Conceived and directed by Tracey Erin Smith (doing double duty this Fringe with her own show Snug Harbor), and inspired by Dan Savage’s “It Gets Better” campaign, Soulo features three solo performances – all developed at Smith’s SoulOTheatre workshops, where participants learn to mine their own lives to create a theatre piece.
The actors burst onto the stage, setting up streams of colourful fabric and prop pieces – all from a pre-set trunk – with flourish and spectacle. This is the circus of souls. Saucy and sexy Mistress of Ceremonies/Lion Tamer (McKenzie Scott), who is reminiscent of Nicole Kidman in Moulin Rouge, welcomes the audience and introduces each act with love and humour: Terrance Bryant, Marco Bernardi and DJ Edwards. The three male actors play themselves, using their real names. This is a presentation of their souls’ journeys, after all.
Bryant tells of his coming of age as a young gay man in 1960s small town Ontario, where he went undercover in high school to become the popular guy – all the while feeling alone and ugly inside – losing many among chosen family in Toronto to AIDS in the 80s, and later coming to accept and forgive his birth family. Bernardi’s experience was that of a first generation son of Italian immigrant parents, growing up in Welland – struggling to be himself and be heard, and taking solace in music. He hopes to work in social services some day, serving the LGBT community with support and respect – and provide the listening ear that everyone needs and deserves. Edwards, who explodes onto the stage as the fabulous drag queen Vicki Lix, hails from Saskatchewan and shares the genesis of his two alter egos: Vicki and Jack, removing his Vicki costume to change into cut-offs and tank top as he tells his story. Torn out of the closet and hurled into the darkest corners, Edwards was saved by Vicki and Jack (a hunky, deep-voiced dude of few words), finding a way to face the harshness of the world and keep the dark at bay. What all three pieces have in common is that each is a magical, funny, poignant and joyful celebration of life.
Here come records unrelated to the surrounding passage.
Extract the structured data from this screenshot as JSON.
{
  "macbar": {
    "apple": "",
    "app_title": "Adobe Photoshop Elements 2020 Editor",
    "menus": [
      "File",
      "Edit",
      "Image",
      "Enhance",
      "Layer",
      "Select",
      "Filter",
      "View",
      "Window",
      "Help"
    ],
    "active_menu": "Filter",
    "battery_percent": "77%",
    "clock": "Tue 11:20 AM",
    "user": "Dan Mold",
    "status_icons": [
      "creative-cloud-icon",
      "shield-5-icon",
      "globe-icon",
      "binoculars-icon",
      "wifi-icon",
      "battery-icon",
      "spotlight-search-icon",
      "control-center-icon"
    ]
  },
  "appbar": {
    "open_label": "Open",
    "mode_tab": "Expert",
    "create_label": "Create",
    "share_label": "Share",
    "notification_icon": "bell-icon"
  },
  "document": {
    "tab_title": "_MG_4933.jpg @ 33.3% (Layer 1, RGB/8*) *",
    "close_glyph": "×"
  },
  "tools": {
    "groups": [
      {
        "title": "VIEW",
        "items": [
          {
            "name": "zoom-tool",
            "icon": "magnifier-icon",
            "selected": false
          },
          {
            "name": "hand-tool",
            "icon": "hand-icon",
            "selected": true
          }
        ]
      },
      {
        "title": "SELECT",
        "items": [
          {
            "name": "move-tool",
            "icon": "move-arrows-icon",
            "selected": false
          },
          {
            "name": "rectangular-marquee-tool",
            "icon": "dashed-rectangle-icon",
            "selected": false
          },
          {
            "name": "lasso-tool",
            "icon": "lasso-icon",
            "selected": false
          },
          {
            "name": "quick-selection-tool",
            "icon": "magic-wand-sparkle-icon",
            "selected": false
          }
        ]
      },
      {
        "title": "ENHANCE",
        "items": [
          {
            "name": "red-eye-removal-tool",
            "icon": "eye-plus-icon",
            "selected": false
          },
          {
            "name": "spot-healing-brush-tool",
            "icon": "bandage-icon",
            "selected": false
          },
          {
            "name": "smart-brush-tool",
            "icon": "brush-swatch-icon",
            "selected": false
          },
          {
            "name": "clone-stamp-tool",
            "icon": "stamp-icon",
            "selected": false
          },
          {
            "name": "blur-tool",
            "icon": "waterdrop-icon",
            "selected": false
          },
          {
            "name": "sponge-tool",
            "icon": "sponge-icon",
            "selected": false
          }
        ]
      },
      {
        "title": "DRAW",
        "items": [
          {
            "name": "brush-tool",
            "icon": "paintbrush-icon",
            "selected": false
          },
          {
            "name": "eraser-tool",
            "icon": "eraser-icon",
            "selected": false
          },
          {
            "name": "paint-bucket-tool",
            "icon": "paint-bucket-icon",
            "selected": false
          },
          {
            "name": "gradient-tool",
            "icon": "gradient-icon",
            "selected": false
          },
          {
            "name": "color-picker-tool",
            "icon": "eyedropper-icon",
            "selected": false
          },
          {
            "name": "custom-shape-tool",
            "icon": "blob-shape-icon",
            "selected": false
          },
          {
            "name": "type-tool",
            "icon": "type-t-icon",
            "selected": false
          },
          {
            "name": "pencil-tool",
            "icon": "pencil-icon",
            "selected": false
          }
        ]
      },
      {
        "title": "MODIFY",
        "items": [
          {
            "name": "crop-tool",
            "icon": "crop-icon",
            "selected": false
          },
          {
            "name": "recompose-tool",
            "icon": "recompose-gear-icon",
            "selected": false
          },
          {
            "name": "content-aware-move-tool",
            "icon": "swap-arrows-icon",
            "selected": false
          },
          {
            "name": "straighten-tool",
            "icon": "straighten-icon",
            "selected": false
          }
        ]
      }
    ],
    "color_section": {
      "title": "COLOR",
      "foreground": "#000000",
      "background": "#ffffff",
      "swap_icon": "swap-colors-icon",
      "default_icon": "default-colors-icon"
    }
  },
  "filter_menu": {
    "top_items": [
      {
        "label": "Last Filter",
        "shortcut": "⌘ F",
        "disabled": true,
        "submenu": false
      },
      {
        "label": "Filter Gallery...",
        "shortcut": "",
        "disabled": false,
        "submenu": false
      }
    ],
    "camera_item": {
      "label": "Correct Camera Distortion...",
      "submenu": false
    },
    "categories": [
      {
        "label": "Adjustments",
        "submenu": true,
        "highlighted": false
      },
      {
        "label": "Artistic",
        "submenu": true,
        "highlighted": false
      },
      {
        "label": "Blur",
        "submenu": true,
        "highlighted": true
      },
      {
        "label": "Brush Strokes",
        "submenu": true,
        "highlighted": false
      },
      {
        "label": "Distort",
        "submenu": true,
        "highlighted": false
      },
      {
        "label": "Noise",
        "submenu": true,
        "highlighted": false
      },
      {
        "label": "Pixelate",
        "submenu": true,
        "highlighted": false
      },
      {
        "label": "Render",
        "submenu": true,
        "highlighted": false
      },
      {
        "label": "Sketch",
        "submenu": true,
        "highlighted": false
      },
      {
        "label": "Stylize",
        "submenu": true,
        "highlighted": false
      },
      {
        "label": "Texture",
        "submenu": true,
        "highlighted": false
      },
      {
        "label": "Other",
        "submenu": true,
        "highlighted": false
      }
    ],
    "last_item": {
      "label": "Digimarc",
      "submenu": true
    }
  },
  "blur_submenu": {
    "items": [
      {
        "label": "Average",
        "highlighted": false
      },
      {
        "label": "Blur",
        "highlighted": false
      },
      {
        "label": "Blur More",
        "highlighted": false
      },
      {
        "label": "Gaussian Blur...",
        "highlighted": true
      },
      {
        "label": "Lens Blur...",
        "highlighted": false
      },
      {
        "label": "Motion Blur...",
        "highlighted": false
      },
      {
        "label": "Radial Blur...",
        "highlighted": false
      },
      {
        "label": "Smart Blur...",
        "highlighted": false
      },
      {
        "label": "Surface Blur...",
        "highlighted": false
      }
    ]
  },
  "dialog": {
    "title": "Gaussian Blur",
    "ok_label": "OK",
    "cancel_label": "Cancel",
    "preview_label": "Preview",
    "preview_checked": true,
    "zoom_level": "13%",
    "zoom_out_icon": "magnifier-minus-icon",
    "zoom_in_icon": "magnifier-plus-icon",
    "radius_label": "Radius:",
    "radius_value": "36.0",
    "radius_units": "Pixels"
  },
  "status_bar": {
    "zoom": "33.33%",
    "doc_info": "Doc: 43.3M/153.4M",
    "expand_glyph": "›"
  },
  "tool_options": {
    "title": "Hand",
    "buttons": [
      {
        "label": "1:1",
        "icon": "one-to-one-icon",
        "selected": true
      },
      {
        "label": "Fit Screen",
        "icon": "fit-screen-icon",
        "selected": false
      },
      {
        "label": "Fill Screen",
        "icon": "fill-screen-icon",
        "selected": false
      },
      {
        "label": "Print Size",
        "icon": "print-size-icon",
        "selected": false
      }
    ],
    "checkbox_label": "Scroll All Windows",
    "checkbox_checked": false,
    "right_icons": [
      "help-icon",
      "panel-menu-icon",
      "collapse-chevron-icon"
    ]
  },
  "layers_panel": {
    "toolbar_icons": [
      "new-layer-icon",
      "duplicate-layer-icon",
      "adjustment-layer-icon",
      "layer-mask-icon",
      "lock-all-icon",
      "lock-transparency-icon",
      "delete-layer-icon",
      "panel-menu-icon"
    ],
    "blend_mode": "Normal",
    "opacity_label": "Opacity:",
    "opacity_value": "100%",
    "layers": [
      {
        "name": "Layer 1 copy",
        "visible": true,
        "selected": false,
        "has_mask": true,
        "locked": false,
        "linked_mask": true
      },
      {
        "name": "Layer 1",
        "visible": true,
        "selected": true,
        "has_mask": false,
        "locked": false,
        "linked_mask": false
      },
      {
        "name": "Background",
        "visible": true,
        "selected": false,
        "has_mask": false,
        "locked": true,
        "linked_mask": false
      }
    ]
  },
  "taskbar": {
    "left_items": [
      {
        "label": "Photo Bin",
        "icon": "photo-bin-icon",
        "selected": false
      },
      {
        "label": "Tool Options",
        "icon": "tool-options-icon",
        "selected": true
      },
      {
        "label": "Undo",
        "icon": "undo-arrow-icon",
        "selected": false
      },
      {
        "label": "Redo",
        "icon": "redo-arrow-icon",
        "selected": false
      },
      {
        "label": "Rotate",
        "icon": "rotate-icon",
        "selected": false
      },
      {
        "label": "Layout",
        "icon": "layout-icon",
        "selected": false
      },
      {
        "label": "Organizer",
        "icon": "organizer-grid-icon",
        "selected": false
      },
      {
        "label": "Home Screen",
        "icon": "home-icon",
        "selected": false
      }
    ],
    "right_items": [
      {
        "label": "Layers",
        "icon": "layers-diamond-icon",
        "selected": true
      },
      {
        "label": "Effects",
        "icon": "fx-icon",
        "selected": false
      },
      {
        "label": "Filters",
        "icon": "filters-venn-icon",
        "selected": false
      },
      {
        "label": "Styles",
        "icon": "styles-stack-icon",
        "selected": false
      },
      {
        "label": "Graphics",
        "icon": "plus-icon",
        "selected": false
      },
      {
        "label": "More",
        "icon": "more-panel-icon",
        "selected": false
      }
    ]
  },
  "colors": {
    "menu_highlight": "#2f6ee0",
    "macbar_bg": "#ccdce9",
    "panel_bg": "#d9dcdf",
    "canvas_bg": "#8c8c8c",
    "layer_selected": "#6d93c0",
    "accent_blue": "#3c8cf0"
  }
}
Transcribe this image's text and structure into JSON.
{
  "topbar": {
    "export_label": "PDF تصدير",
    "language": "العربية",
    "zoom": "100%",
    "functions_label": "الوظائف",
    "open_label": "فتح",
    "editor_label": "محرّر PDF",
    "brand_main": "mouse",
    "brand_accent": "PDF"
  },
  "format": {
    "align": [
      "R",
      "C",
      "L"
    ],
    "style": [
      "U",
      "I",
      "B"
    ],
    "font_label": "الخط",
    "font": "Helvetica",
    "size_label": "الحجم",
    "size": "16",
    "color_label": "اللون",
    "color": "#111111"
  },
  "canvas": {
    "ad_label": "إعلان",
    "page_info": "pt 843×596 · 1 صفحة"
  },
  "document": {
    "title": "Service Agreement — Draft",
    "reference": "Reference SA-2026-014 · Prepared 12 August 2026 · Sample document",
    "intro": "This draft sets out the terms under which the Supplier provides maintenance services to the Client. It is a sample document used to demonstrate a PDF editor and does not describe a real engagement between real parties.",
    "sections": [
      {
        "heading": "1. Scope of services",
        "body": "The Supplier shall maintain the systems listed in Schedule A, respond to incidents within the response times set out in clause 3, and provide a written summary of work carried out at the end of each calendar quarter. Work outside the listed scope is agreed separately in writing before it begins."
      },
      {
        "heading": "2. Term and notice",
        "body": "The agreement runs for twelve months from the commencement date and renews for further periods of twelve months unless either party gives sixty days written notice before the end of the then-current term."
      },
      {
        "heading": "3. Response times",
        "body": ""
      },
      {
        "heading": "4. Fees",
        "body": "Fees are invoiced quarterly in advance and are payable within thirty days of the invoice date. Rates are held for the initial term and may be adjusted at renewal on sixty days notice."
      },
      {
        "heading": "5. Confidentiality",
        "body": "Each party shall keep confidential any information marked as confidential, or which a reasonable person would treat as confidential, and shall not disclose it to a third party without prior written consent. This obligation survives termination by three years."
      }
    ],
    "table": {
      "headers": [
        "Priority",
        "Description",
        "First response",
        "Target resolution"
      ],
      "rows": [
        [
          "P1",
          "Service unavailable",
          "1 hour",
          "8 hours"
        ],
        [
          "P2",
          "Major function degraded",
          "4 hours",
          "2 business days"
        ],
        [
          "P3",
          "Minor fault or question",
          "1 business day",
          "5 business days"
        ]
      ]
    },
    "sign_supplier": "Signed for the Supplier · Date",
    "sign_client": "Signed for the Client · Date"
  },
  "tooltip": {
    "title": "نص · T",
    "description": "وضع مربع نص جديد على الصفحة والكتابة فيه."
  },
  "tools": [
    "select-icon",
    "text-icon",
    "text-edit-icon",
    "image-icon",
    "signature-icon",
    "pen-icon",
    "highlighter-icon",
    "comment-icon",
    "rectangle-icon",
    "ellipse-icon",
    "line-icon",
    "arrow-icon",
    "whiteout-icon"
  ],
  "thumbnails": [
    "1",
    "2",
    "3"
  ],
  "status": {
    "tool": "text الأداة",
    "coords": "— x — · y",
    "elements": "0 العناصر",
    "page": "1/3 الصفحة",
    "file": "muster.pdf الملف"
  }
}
Soulo closed last night – and to a full house – but if there’s ever a remount, go see this. In the meantime, check out SoulOTheatre at: www.soulo.ca